*TO DO*
Beginning with the first entry, print all the records exactly.

----- DATASET RECORDS -----

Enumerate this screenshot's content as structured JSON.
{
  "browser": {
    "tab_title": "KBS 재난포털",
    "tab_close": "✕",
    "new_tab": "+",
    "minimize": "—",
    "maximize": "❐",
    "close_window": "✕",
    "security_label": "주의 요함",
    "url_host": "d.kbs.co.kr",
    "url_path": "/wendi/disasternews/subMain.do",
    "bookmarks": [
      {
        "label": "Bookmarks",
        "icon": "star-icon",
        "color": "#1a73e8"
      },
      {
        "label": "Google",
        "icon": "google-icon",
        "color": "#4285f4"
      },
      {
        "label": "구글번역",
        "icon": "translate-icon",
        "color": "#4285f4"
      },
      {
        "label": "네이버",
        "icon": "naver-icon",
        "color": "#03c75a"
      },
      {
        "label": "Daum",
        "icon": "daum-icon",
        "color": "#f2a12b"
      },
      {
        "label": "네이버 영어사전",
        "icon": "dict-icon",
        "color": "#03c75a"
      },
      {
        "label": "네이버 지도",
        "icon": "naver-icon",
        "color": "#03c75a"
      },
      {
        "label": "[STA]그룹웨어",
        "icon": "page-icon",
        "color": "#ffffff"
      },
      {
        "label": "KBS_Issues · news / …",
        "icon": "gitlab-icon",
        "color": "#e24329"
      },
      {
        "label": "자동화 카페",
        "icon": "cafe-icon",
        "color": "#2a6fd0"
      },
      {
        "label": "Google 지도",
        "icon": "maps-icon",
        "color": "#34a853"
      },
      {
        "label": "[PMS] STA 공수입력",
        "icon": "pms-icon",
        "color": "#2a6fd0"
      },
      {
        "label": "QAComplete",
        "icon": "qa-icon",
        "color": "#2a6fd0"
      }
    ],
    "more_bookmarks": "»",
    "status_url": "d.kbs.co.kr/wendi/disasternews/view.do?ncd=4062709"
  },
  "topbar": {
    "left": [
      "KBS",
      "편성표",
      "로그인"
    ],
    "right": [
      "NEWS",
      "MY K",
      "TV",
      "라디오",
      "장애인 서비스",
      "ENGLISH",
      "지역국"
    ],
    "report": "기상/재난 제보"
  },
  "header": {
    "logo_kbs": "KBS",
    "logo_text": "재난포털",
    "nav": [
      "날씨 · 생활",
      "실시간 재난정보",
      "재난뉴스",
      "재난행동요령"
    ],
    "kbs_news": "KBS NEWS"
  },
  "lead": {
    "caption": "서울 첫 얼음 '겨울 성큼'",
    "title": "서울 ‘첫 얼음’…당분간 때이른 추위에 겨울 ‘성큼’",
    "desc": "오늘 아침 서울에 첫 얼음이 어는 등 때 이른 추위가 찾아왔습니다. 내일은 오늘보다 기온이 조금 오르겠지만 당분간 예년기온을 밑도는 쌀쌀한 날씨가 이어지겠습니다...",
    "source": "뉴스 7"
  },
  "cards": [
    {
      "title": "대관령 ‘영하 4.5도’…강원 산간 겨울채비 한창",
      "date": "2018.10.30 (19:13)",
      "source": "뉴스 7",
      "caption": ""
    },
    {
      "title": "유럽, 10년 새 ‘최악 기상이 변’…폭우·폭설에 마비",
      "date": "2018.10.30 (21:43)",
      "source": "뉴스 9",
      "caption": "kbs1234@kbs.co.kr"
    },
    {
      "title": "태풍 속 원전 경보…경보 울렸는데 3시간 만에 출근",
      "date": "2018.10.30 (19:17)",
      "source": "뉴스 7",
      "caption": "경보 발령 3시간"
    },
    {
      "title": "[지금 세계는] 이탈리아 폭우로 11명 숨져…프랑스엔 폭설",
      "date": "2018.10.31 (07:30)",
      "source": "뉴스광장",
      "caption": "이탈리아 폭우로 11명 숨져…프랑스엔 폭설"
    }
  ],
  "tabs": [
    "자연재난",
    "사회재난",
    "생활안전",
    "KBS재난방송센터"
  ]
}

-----

*SOLUTION TO THE EXERCISE*
Enumerate this screenshot's content as structured JSON.
{
  "browser": {
    "tab_title": "KBS 재난포털",
    "tab_close": "✕",
    "new_tab": "+",
    "minimize": "—",
    "maximize": "❐",
    "close_window": "✕",
    "security_label": "주의 요함",
    "url_host": "d.kbs.co.kr",
    "url_path": "/wendi/disasternews/subMain.do",
    "bookmarks": [
      {
        "label": "Bookmarks",
        "icon": "star-icon",
        "color": "#1a73e8"
      },
      {
        "label": "Google",
        "icon": "google-icon",
        "color": "#4285f4"
      },
      {
        "label": "구글번역",
        "icon": "translate-icon",
        "color": "#4285f4"
      },
      {
        "label": "네이버",
        "icon": "naver-icon",
        "color": "#03c75a"
      },
      {
        "label": "Daum",
        "icon": "daum-icon",
        "color": "#f2a12b"
      },
      {
        "label": "네이버 영어사전",
        "icon": "dict-icon",
        "color": "#03c75a"
      },
      {
        "label": "네이버 지도",
        "icon": "naver-icon",
        "color": "#03c75a"
      },
      {
        "label": "[STA]그룹웨어",
        "icon": "page-icon",
        "color": "#ffffff"
      },
      {
        "label": "KBS_Issues · news / …",
        "icon": "gitlab-icon",
        "color": "#e24329"
      },
      {
        "label": "자동화 카페",
        "icon": "cafe-icon",
        "color": "#2a6fd0"
      },
      {
        "label": "Google 지도",
        "icon": "maps-icon",
        "color": "#34a853"
      },
      {
        "label": "[PMS] STA 공수입력",
        "icon": "pms-icon",
        "color": "#2a6fd0"
      },
      {
        "label": "QAComplete",
        "icon": "qa-icon",
        "color": "#2a6fd0"
      }
    ],
    "more_bookmarks": "»",
    "status_url": "d.kbs.co.kr/wendi/disasternews/view.do?ncd=4062709"
  },
  "topbar": {
    "left": [
      "KBS",
      "편성표",
      "로그인"
    ],
    "right": [
      "NEWS",
      "MY K",
      "TV",
      "라디오",
      "장애인 서비스",
      "ENGLISH",
      "지역국"
    ],
    "report": "기상/재난 제보"
  },
  "header": {
    "logo_kbs": "KBS",
    "logo_text": "재난포털",
    "nav": [
      "날씨 · 생활",
      "실시간 재난정보",
      "재난뉴스",
      "재난행동요령"
    ],
    "kbs_news": "KBS NEWS"
  },
  "lead": {
    "caption": "서울 첫 얼음 '겨울 성큼'",
    "title": "서울 ‘첫 얼음’…당분간 때이른 추위에 겨울 ‘성큼’",
    "desc": "오늘 아침 서울에 첫 얼음이 어는 등 때 이른 추위가 찾아왔습니다. 내일은 오늘보다 기온이 조금 오르겠지만 당분간 예년기온을 밑도는 쌀쌀한 날씨가 이어지겠습니다...",
    "source": "뉴스 7"
  },
  "cards": [
    {
      "title": "대관령 ‘영하 4.5도’…강원 산간 겨울채비 한창",
      "date": "2018.10.30 (19:13)",
      "source": "뉴스 7",
      "caption": ""
    },
    {
      "title": "유럽, 10년 새 ‘최악 기상이 변’…폭우·폭설에 마비",
      "date": "2018.10.30 (21:43)",
      "source": "뉴스 9",
      "caption": "kbs1234@kbs.co.kr"
    },
    {
      "title": "태풍 속 원전 경보…경보 울렸는데 3시간 만에 출근",
      "date": "2018.10.30 (19:17)",
      "source": "뉴스 7",
      "caption": "경보 발령 3시간"
    },
    {
      "title": "[지금 세계는] 이탈리아 폭우로 11명 숨져…프랑스엔 폭설",
      "date": "2018.10.31 (07:30)",
      "source": "뉴스광장",
      "caption": "이탈리아 폭우로 11명 숨져…프랑스엔 폭설"
    }
  ],
  "tabs": [
    "자연재난",
    "사회재난",
    "생활안전",
    "KBS재난방송센터"
  ]
}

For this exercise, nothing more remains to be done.